The 1,000-plus graduating seniors who receive Samford University degrees this month might not notice anything different about their caps and gowns, but Mother Nature may.
All of their regalia, including hoods for students in Samford’s graduate programs, is made of 100 percent postconsumer recycled plastic bottles.
According to the supplier, Oak Hall Cap & Gown, the sustainable regalia is made of fabric spun from molten plastic pellets, using an average of 23 bottles to make each gown.
Although about 270 graduating seniors wore the environmentally friendly regalia at Samford’s December 2015 commencement, this is the first time for a much larger spring graduating class. Faculty members, who previously routinely rented regalia, now also go green by purchasing the new sustainable graduation wear.
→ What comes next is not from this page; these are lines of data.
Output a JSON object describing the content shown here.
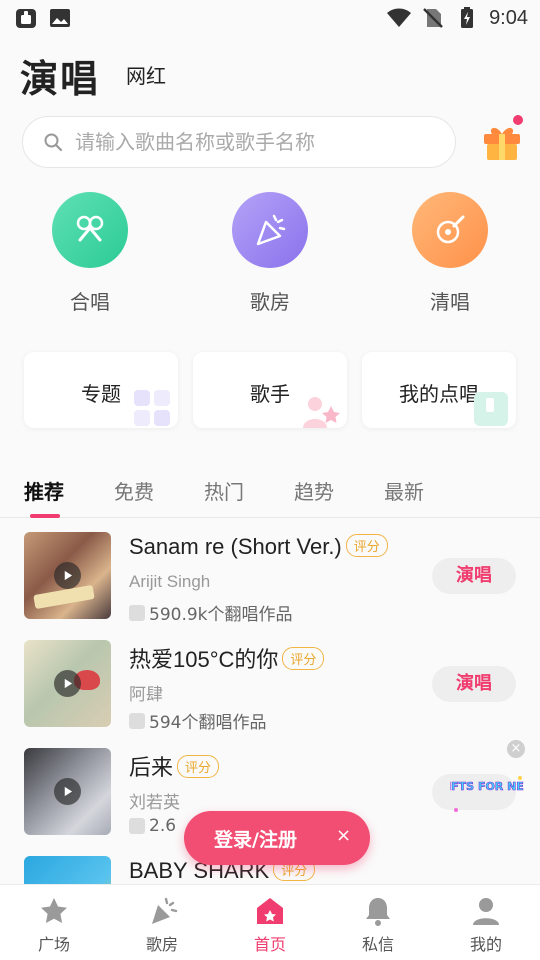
{
  "status_bar": {
    "time": "9:04"
  },
  "header": {
    "title": "演唱",
    "tab": "网红"
  },
  "search": {
    "placeholder": "请输入歌曲名称或歌手名称"
  },
  "features": [
    {
      "label": "合唱",
      "color": "#3ed6a4"
    },
    {
      "label": "歌房",
      "color": "#9b86f0"
    },
    {
      "label": "清唱",
      "color": "#ffa25c"
    }
  ],
  "cards": [
    {
      "label": "专题"
    },
    {
      "label": "歌手"
    },
    {
      "label": "我的点唱"
    }
  ],
  "tabs": [
    "推荐",
    "免费",
    "热门",
    "趋势",
    "最新"
  ],
  "songs": [
    {
      "title": "Sanam re (Short Ver.)",
      "badge": "评分",
      "artist": "Arijit Singh",
      "covers": "590.9k个翻唱作品",
      "action": "演唱"
    },
    {
      "title": "热爱105°C的你",
      "badge": "评分",
      "artist": "阿肆",
      "covers": "594个翻唱作品",
      "action": "演唱"
    },
    {
      "title": "后来",
      "badge": "评分",
      "artist": "刘若英",
      "covers": "2.6"
    },
    {
      "title": "BABY SHARK",
      "badge": "评分"
    }
  ],
  "login": {
    "label": "登录/注册",
    "close": "×"
  },
  "ad": {
    "close": "×",
    "text": "GIFTS FOR NEW"
  },
  "bottom_nav": [
    {
      "label": "广场"
    },
    {
      "label": "歌房"
    },
    {
      "label": "首页"
    },
    {
      "label": "私信"
    },
    {
      "label": "我的"
    }
  ],
  "colors": {
    "accent": "#f03c6e",
    "badge": "#e9a72c"
  }
}
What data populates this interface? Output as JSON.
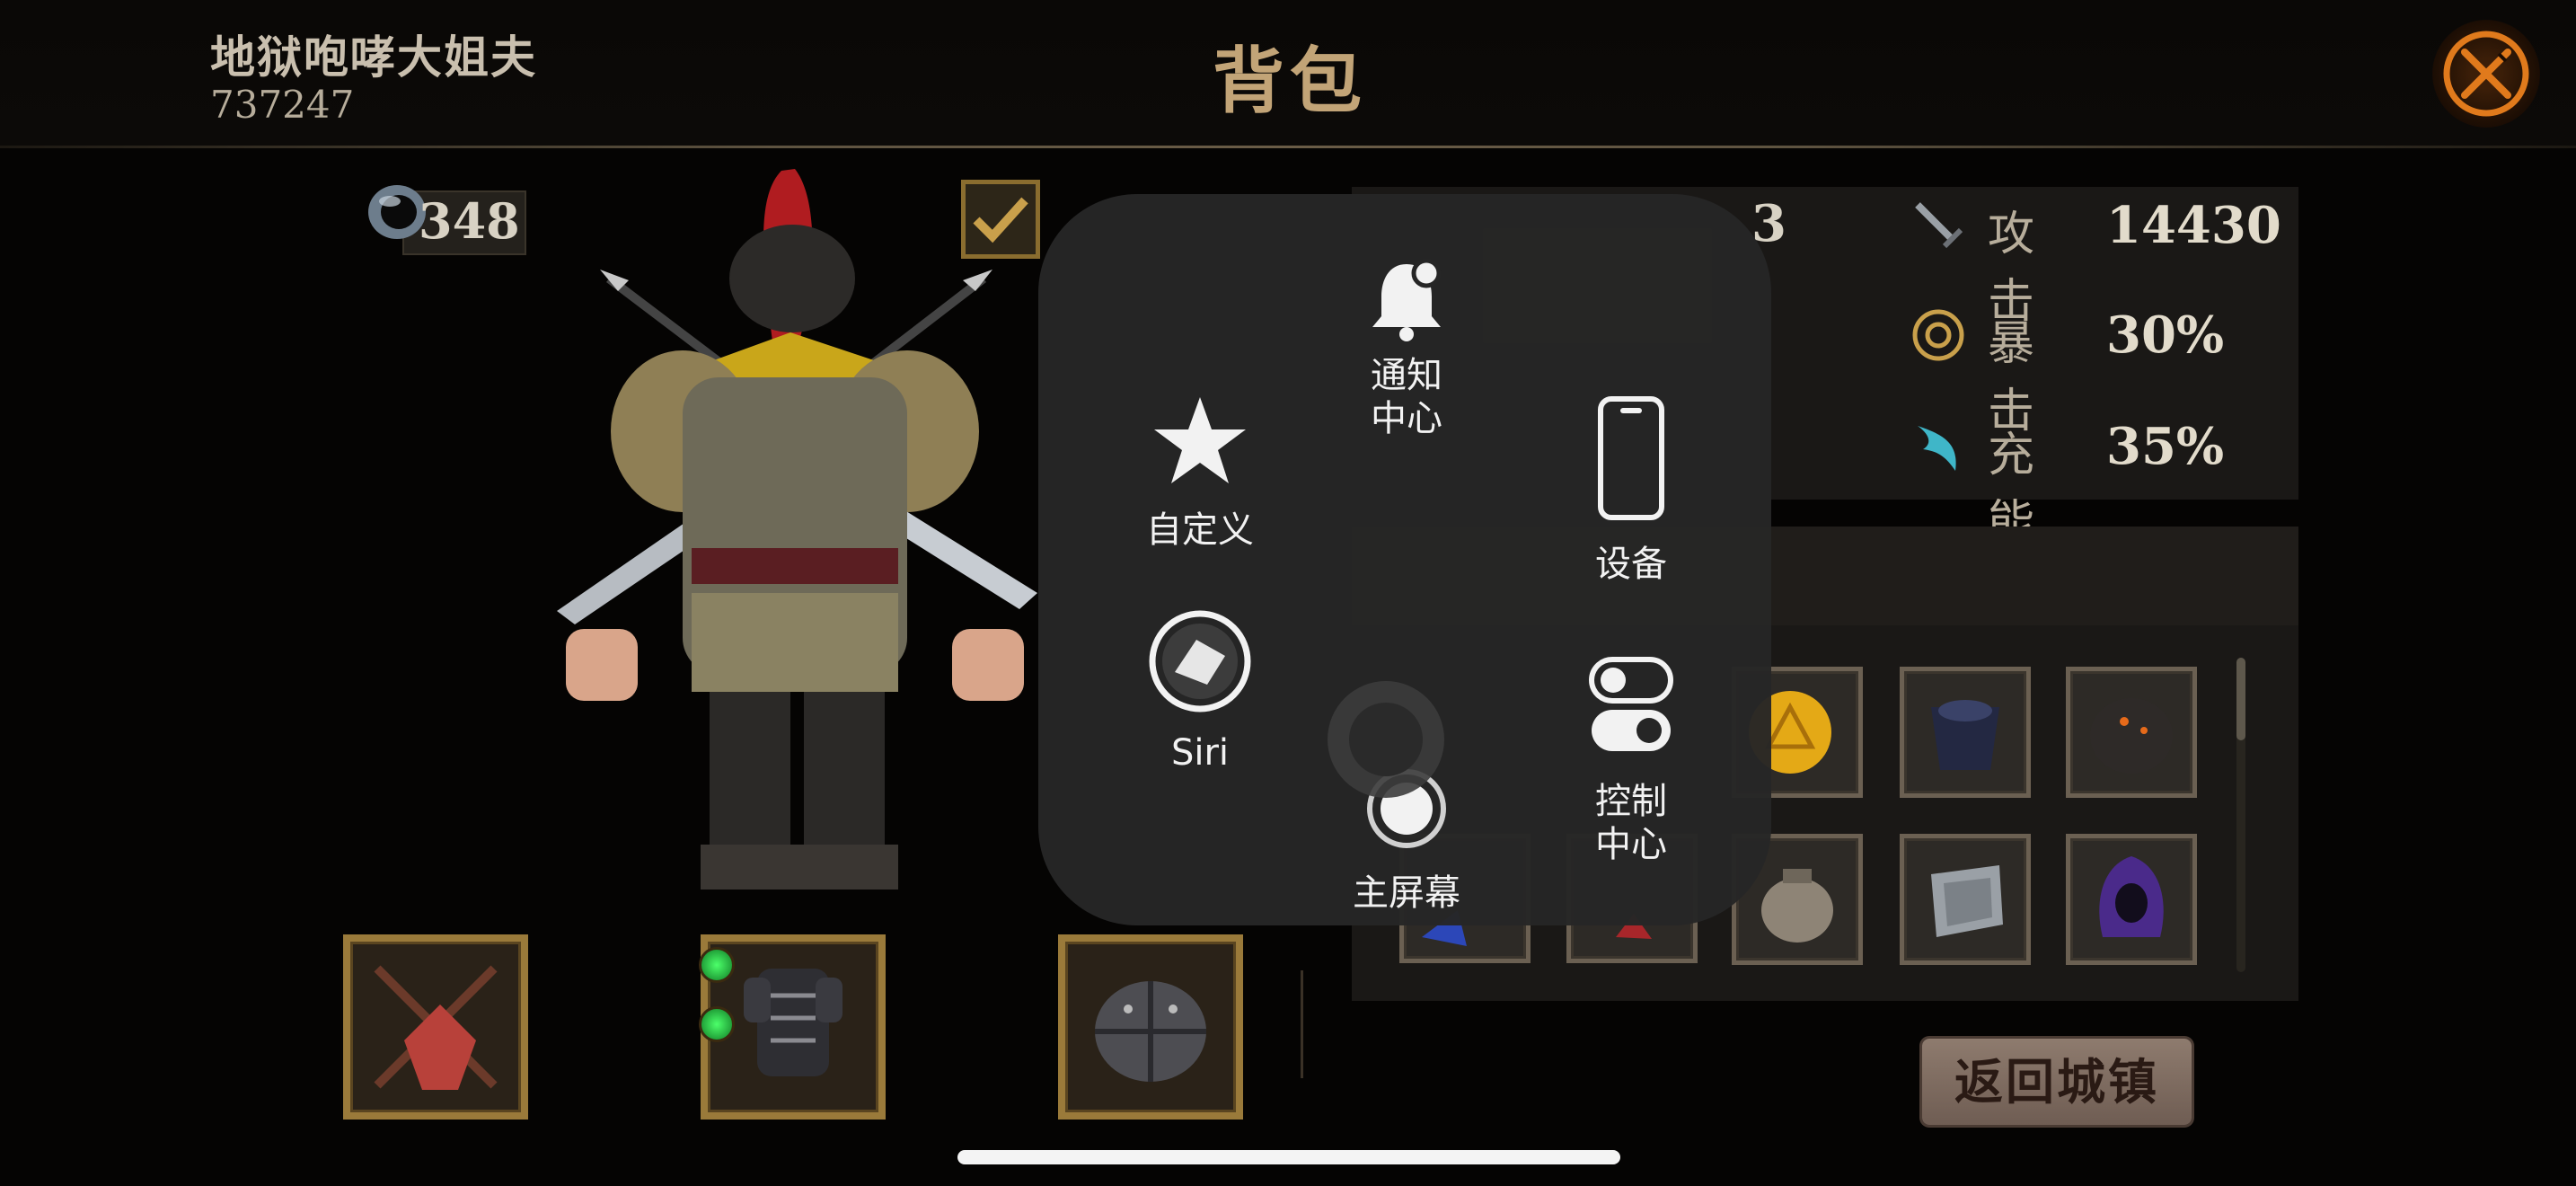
{
  "header": {
    "player_name": "地狱咆哮大姐夫",
    "player_id": "737247",
    "title": "背包",
    "close_icon": "crossed-swords-close-icon"
  },
  "currency": {
    "icon": "ring-icon",
    "value": "348"
  },
  "stats": {
    "partial_value": "3",
    "attack": {
      "icon": "sword-icon",
      "label": "攻击",
      "value": "14430"
    },
    "crit": {
      "icon": "crit-target-icon",
      "label": "暴击",
      "value": "30%"
    },
    "energy": {
      "icon": "energy-wing-icon",
      "label": "充能",
      "value": "35%"
    }
  },
  "equipment_slots": [
    {
      "name": "weapon-slot",
      "icon": "crossed-axes-icon",
      "gems": 0
    },
    {
      "name": "armor-slot",
      "icon": "chest-armor-icon",
      "gems": 2
    },
    {
      "name": "helmet-slot",
      "icon": "iron-helmet-icon",
      "gems": 0
    }
  ],
  "inventory": {
    "row1": [
      "gold-coin-icon",
      "dark-cape-icon",
      "volcanic-helmet-icon"
    ],
    "row2": [
      "item-partial-icon",
      "item-partial-icon",
      "pouch-icon",
      "stone-shield-icon",
      "purple-hood-icon"
    ]
  },
  "return_button": "返回城镇",
  "assistive_touch": {
    "notification": "通知\n中心",
    "customize": "自定义",
    "device": "设备",
    "siri": "Siri",
    "control_center": "控制\n中心",
    "home": "主屏幕"
  },
  "colors": {
    "accent_gold": "#c2a477",
    "frame_gold": "#9a7a3a",
    "overlay": "#262626"
  }
}
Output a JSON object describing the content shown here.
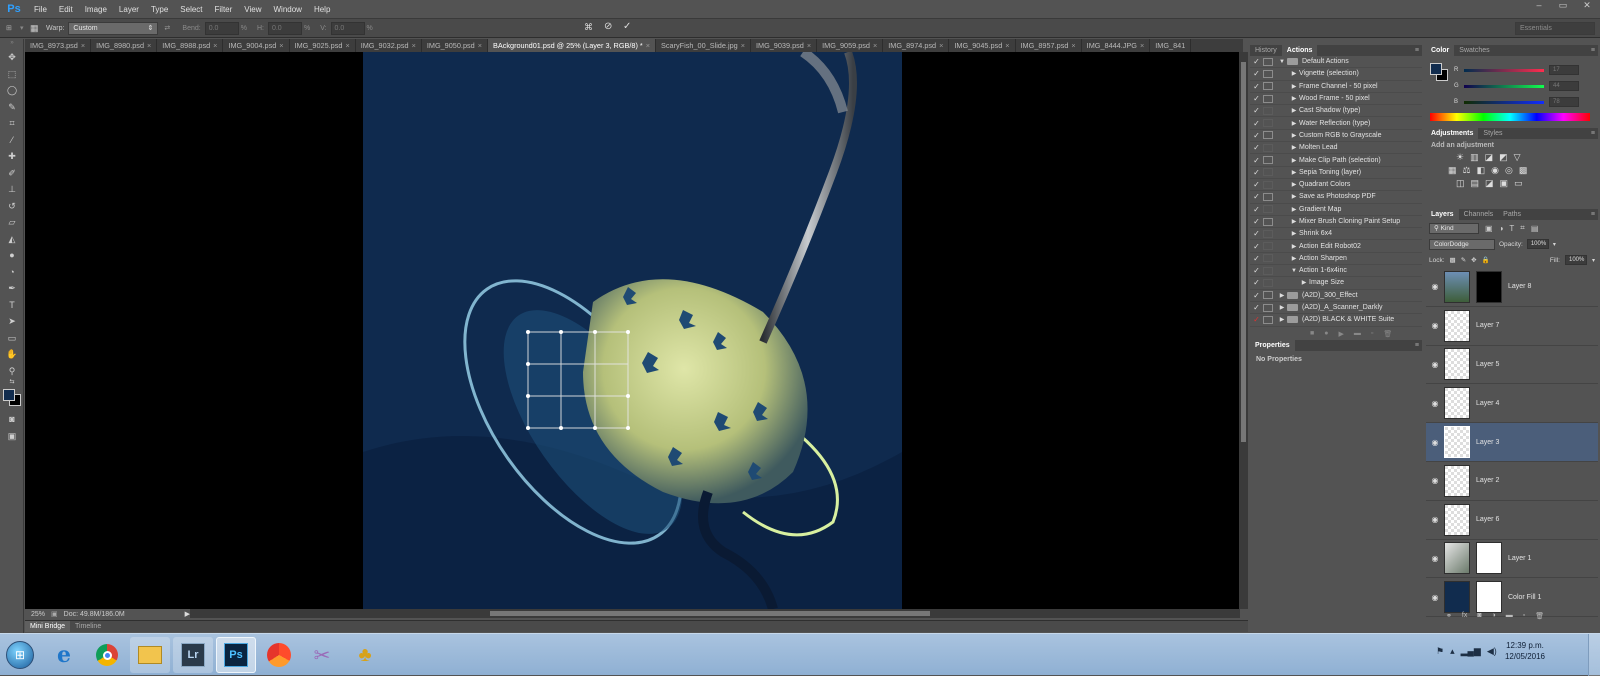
{
  "app": {
    "logo": "Ps"
  },
  "menu": [
    "File",
    "Edit",
    "Image",
    "Layer",
    "Type",
    "Select",
    "Filter",
    "View",
    "Window",
    "Help"
  ],
  "window_controls": {
    "minimize": "–",
    "restore": "▭",
    "close": "✕"
  },
  "options": {
    "warp_label": "Warp:",
    "warp_value": "Custom",
    "bend_label": "Bend:",
    "bend_value": "0.0",
    "bend_unit": "%",
    "h_label": "H:",
    "h_value": "0.0",
    "h_unit": "%",
    "v_label": "V:",
    "v_value": "0.0",
    "v_unit": "%",
    "workspace": "Essentials"
  },
  "tabs": [
    {
      "label": "IMG_8973.psd",
      "active": false
    },
    {
      "label": "IMG_8980.psd",
      "active": false
    },
    {
      "label": "IMG_8988.psd",
      "active": false
    },
    {
      "label": "IMG_9004.psd",
      "active": false
    },
    {
      "label": "IMG_9025.psd",
      "active": false
    },
    {
      "label": "IMG_9032.psd",
      "active": false
    },
    {
      "label": "IMG_9050.psd",
      "active": false
    },
    {
      "label": "BAckground01.psd @ 25% (Layer 3, RGB/8) *",
      "active": true
    },
    {
      "label": "ScaryFish_00_Slide.jpg",
      "active": false
    },
    {
      "label": "IMG_9039.psd",
      "active": false
    },
    {
      "label": "IMG_9059.psd",
      "active": false
    },
    {
      "label": "IMG_8974.psd",
      "active": false
    },
    {
      "label": "IMG_9045.psd",
      "active": false
    },
    {
      "label": "IMG_8957.psd",
      "active": false
    },
    {
      "label": "IMG_8444.JPG",
      "active": false
    },
    {
      "label": "IMG_841",
      "active": false
    }
  ],
  "status": {
    "zoom": "25%",
    "doc": "Doc: 49.8M/186.0M"
  },
  "bottom_tabs": [
    "Mini Bridge",
    "Timeline"
  ],
  "history_actions": {
    "tabs": [
      "History",
      "Actions"
    ],
    "set_name": "Default Actions",
    "items": [
      "Vignette (selection)",
      "Frame Channel - 50 pixel",
      "Wood Frame - 50 pixel",
      "Cast Shadow (type)",
      "Water Reflection (type)",
      "Custom RGB to Grayscale",
      "Molten Lead",
      "Make Clip Path (selection)",
      "Sepia Toning (layer)",
      "Quadrant Colors",
      "Save as Photoshop PDF",
      "Gradient Map",
      "Mixer Brush Cloning Paint Setup",
      "Shrink 6x4",
      "Action Edit Robot02",
      "Action Sharpen",
      "Action 1-6x4inc"
    ],
    "sub_item": "Image Size",
    "sets": [
      "(A2D)_300_Effect",
      "(A2D)_A_Scanner_Darkly",
      "(A2D) BLACK & WHITE Suite"
    ]
  },
  "properties": {
    "title": "Properties",
    "text": "No Properties"
  },
  "color_panel": {
    "tabs": [
      "Color",
      "Swatches"
    ],
    "r_label": "R",
    "r_value": "17",
    "g_label": "G",
    "g_value": "44",
    "b_label": "B",
    "b_value": "78",
    "r": 17,
    "g": 44,
    "b": 78,
    "fg_color": "#112c4e",
    "bg_color": "#000000"
  },
  "adjustments": {
    "tabs": [
      "Adjustments",
      "Styles"
    ],
    "hint": "Add an adjustment"
  },
  "layers_panel": {
    "tabs": [
      "Layers",
      "Channels",
      "Paths"
    ],
    "kind": "Kind",
    "blend_mode": "ColorDodge",
    "opacity_label": "Opacity:",
    "opacity": "100%",
    "lock_label": "Lock:",
    "fill_label": "Fill:",
    "fill": "100%",
    "layers": [
      {
        "name": "Layer 8",
        "selected": false
      },
      {
        "name": "Layer 7",
        "selected": false
      },
      {
        "name": "Layer 5",
        "selected": false
      },
      {
        "name": "Layer 4",
        "selected": false
      },
      {
        "name": "Layer 3",
        "selected": true
      },
      {
        "name": "Layer 2",
        "selected": false
      },
      {
        "name": "Layer 6",
        "selected": false
      },
      {
        "name": "Layer 1",
        "selected": false
      },
      {
        "name": "Color Fill 1",
        "selected": false
      }
    ]
  },
  "taskbar": {
    "apps": [
      "start",
      "ie",
      "chrome",
      "explorer",
      "lightroom",
      "photoshop",
      "app7",
      "app8",
      "app9"
    ],
    "lightroom_label": "Lr",
    "photoshop_label": "Ps",
    "time": "12:39 p.m.",
    "date": "12/05/2016"
  }
}
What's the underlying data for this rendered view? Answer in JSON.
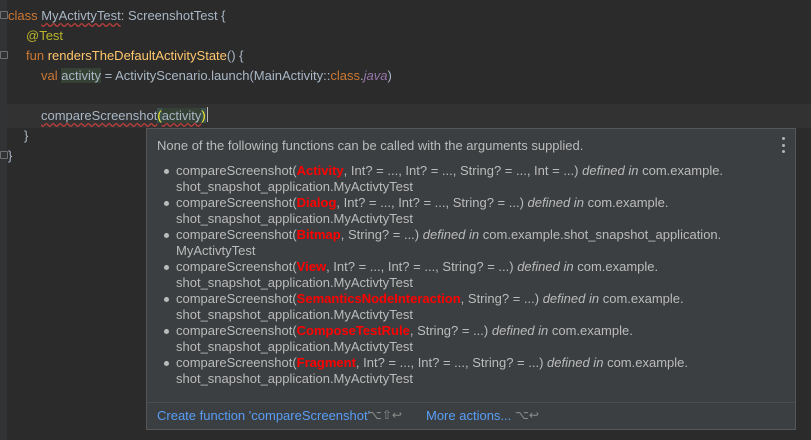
{
  "code": {
    "line1": {
      "kw": "class",
      "name": "MyActivtyTest",
      "colon": ": ",
      "parent": "ScreenshotTest",
      "brace": " {"
    },
    "line2": {
      "annotation": "@Test"
    },
    "line3": {
      "kw": "fun",
      "name": "rendersTheDefaultActivityState",
      "tail": "() {"
    },
    "line4": {
      "kw": "val",
      "var": "activity",
      "eq": " = ActivityScenario.launch(MainActivity::",
      "kw2": "class",
      "dot": ".",
      "java": "java",
      "close": ")"
    },
    "line6": {
      "call": "compareScreenshot",
      "open": "(",
      "arg": "activity",
      "close": ")"
    },
    "line7": {
      "brace": "}"
    },
    "line8": {
      "brace": "}"
    }
  },
  "popup": {
    "header": "None of the following functions can be called with the arguments supplied.",
    "defined_in": "defined in",
    "overloads": [
      {
        "name": "compareScreenshot(",
        "bad_type": "Activity",
        "params": ", Int? = ..., Int? = ..., String? = ..., Int = ...)",
        "location_a": "com.example.",
        "location_b": "shot_snapshot_application.MyActivtyTest"
      },
      {
        "name": "compareScreenshot(",
        "bad_type": "Dialog",
        "params": ", Int? = ..., Int? = ..., String? = ...)",
        "location_a": "com.example.",
        "location_b": "shot_snapshot_application.MyActivtyTest"
      },
      {
        "name": "compareScreenshot(",
        "bad_type": "Bitmap",
        "params": ", String? = ...)",
        "location_a": "com.example.shot_snapshot_application.",
        "location_b": "MyActivtyTest"
      },
      {
        "name": "compareScreenshot(",
        "bad_type": "View",
        "params": ", Int? = ..., Int? = ..., String? = ...)",
        "location_a": "com.example.",
        "location_b": "shot_snapshot_application.MyActivtyTest"
      },
      {
        "name": "compareScreenshot(",
        "bad_type": "SemanticsNodeInteraction",
        "params": ", String? = ...)",
        "location_a": "com.example.",
        "location_b": "shot_snapshot_application.MyActivtyTest"
      },
      {
        "name": "compareScreenshot(",
        "bad_type": "ComposeTestRule",
        "params": ", String? = ...)",
        "location_a": "com.example.",
        "location_b": "shot_snapshot_application.MyActivtyTest"
      },
      {
        "name": "compareScreenshot(",
        "bad_type": "Fragment",
        "params": ", Int? = ..., Int? = ..., String? = ...)",
        "location_a": "com.example.",
        "location_b": "shot_snapshot_application.MyActivtyTest"
      }
    ],
    "footer": {
      "create_label": "Create function 'compareScreenshot'",
      "create_shortcut": "⌥⇧↩",
      "more_label": "More actions...",
      "more_shortcut": "⌥↩"
    },
    "menu_icon": "vertical-ellipsis-icon"
  },
  "colors": {
    "editor_bg": "#2b2b2b",
    "popup_bg": "#3c3f41",
    "keyword": "#cc7832",
    "function": "#ffc66d",
    "annotation": "#bbb529",
    "error": "#ff0000",
    "link": "#589df6"
  }
}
Samford Registrar Jay Flynn, who coordinates commencement ceremonies, says the university moved to recycled regalia for several reasons.
For one thing, the gowns are lighter, which makes them more comfortable in the May heat. They are also less expensive than the items that previous graduates have rented and turned in after they collected their diplomas, he said.
“And, we get a chance to say Samford provides you with high-quality regalia you may keep while still doing something good for the environment,” Flynn said. “With some 60 million plastic bottles going into United States landfills every day, Samford is helping to turn trash into keepsakes.”
Paige Van De Vuurst, a graduating biology major who is president of Samford’s Restoring Eden environmental stewardship organization, applauds the new practice.
“I could not be more proud to don a cap and gown made of recycled materials,” said Van De Vuurst, who will graduate on Saturday with plans to work for the Peace Corps in Tanzania. “I feel happy that Samford is taking this step to be a greener university.”
While students sometimes forget to be aware of their impact on the world in an ecological sense, she said, “These caps and gowns serve as a reminder to us to remain dedicated to environmental awareness. It gives me, as a senior, hope that we are leaving Samford better than we found it.”
Samford held ceremonies for graduates of its McWhorter School of Pharmacy and Beeson Divinity School on May 6 and May 9, respectively. Upcoming are ceremonies for Brock School of Business, College of Health Sciences and Cumberland School of Law on Friday, May 13; and Howard College of Arts and Sciences, School of the Arts and Orlean Bullard Beeson School of Education on Saturday, May 14.
The ceremonies mark the official beginning of the university’s yearlong 175th anniversary celebration.